Retail theft bills steal the spotlight during public safety hearing

Apr 10, 2024

Proposition 47 bills will not advance in the Assembly, says Assembly Speaker

By Jolena Voorhis, legislative affairs lobbyist, and Zack Cefalu, legislative affairs analyst

Assembly leaders this week announced a bipartisan retail theft package after months of back and forth with lawmakers, the Newsom Administration, and key stakeholders — including Cal Cities. The move came ahead of a critical vote in the Assembly Public Safety Committee.

Before the committee hearing, Assembly Speaker Robert Rivas held a press conference with several of his colleagues — including Public Safety Chair Kevin McCarty and Select Committee on Retail Theft Chair Rick Chavez Zbur — to unveil the package. It includes seven bills that would strengthen public safety, protect shoppers and businesses, and improve quality of life throughout the state. While none of these bills are new, some recently received major changes.

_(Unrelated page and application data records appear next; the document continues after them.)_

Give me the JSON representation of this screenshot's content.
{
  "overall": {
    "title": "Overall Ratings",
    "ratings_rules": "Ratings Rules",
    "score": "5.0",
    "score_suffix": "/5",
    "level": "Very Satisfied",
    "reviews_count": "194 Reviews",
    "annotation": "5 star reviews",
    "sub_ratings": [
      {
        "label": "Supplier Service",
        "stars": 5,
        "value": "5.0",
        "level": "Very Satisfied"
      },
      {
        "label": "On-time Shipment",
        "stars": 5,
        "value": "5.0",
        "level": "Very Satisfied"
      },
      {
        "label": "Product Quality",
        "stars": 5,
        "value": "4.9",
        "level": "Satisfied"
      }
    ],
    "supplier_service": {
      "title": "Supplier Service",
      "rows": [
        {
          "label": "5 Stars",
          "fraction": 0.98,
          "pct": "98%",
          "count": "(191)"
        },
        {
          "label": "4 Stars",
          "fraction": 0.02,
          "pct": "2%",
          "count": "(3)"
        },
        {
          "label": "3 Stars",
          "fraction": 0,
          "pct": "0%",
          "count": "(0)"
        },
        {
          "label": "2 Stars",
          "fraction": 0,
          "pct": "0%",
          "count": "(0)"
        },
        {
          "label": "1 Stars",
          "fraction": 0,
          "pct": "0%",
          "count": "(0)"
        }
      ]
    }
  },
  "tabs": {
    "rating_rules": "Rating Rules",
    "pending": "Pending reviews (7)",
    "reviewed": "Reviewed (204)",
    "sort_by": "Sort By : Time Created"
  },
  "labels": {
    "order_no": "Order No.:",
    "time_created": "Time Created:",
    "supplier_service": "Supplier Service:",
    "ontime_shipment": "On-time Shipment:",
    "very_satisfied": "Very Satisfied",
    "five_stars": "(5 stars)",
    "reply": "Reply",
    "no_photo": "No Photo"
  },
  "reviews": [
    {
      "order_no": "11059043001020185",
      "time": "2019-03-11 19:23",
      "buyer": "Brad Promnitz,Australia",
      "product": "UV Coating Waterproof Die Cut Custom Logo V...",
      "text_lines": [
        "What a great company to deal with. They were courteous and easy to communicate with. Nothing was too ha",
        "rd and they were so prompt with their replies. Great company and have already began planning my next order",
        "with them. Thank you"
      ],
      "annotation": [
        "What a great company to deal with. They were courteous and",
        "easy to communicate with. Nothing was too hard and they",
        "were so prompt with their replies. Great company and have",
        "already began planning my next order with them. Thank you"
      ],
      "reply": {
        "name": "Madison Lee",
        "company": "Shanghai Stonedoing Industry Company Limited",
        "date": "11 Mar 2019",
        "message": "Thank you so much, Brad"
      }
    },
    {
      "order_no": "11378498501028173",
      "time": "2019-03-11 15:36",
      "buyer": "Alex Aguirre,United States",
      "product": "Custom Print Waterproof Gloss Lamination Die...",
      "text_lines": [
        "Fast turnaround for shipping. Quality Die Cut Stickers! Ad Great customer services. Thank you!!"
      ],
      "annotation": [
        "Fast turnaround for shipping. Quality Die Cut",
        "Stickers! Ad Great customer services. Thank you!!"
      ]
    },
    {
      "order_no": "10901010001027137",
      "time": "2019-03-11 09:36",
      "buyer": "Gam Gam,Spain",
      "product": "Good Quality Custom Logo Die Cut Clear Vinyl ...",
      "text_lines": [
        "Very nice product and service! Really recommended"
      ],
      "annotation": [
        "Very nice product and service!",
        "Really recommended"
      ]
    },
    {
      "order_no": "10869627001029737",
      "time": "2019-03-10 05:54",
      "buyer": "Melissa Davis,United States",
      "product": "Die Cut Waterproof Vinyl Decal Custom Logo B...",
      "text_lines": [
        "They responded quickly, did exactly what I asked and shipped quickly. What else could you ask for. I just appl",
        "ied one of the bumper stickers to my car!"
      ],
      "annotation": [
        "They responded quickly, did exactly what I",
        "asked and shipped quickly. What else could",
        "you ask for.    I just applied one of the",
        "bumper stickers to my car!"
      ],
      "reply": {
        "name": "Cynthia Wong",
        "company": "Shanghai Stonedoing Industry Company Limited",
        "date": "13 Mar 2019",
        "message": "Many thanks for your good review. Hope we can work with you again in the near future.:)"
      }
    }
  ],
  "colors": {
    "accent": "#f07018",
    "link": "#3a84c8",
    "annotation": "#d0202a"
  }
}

The Assembly’s package answers the call from Gov. Gavin Newsom earlier this year for both houses to craft legislation that curbs retail theft.

Notably missing from the Assembly’s package is any legislation that would amend Proposition 47. During the press conference, Speaker Rivas told reporters that he does not expect any bills that amend Prop. 47 to advance through the Assembly.

The Assembly proposal is a result of a bipartisan effort to reverse the rise in organized retail theft and smash-and-grab robberies that have gripped many communities. The package incorporates feedback from key stakeholders, including a coalition comprised of Cal Cities, business groups, and law enforcement.

Starting even before this session, Cal Cities actively testified in committee hearings about how retail theft is impacting cities. Cal Cities is at the table discussing policy solutions and working collaboratively with partners and authors on the development of these bills.

What made it through?

All seven of the bills that make up the Assembly’s package advanced out of the Assembly Public Safety Committee on Tuesday. The Assembly’s main vehicle for comprehensive reform is AB 2943 (Zbur and Rivas). The bill would create a new crime of “serial retail theft,” allow police to arrest shoplifters without witnessing the crime, and define how multiple acts of theft with multiple victims can be aggregated into a felony charge of grand theft.

Cal Cities’ formal position on AB 2943 is pending Board action. However, Cal Cities staff is working with the author and the Speaker’s office to ensure that cities’ concerns are met during the interim. Cal Cities testified in support of the other six measures that make up the Assembly’s package. This includes:

  • AB 1794 (McCarty). Would allow prosecutors to aggregate multiple thefts with several victims.
  • AB 1779 (Irwin). Would allow prosecutors to file charges for offenses committed in different counties.
  • AB 1972 (Alanis). Would address cargo theft.
  • AB 3209 (Berman). Would create a retail theft crime restraining order for convicted offenders.
  • AB 1960 (Soria). Would impose stiffer penalties for property loss or damage that occurred during a felony.
  • AB 1802 (Jones-Sawyer). Would eliminate the sunset date for the crime of organized retail theft that was chaptered in 2017.

Cal Cities also advocated on behalf of several other bills, including AB 1990 (Carrillo), AB 2814 (Low), AB 1772 (Ramos), and AB 1845 (Alanis). All four bills, which advanced out of committee, aim to reduce retail theft.

What’s next?

Cal Cities working with a strong group of partners that includes the California Police Chiefs Association and the California Retailers Association to ensure passage of the legislation. Lawmakers are eager to hear Cal Cities’ perspective. Stay tuned for additional updates as retail theft legislation moves through both houses, as well as ways city officials can get involved.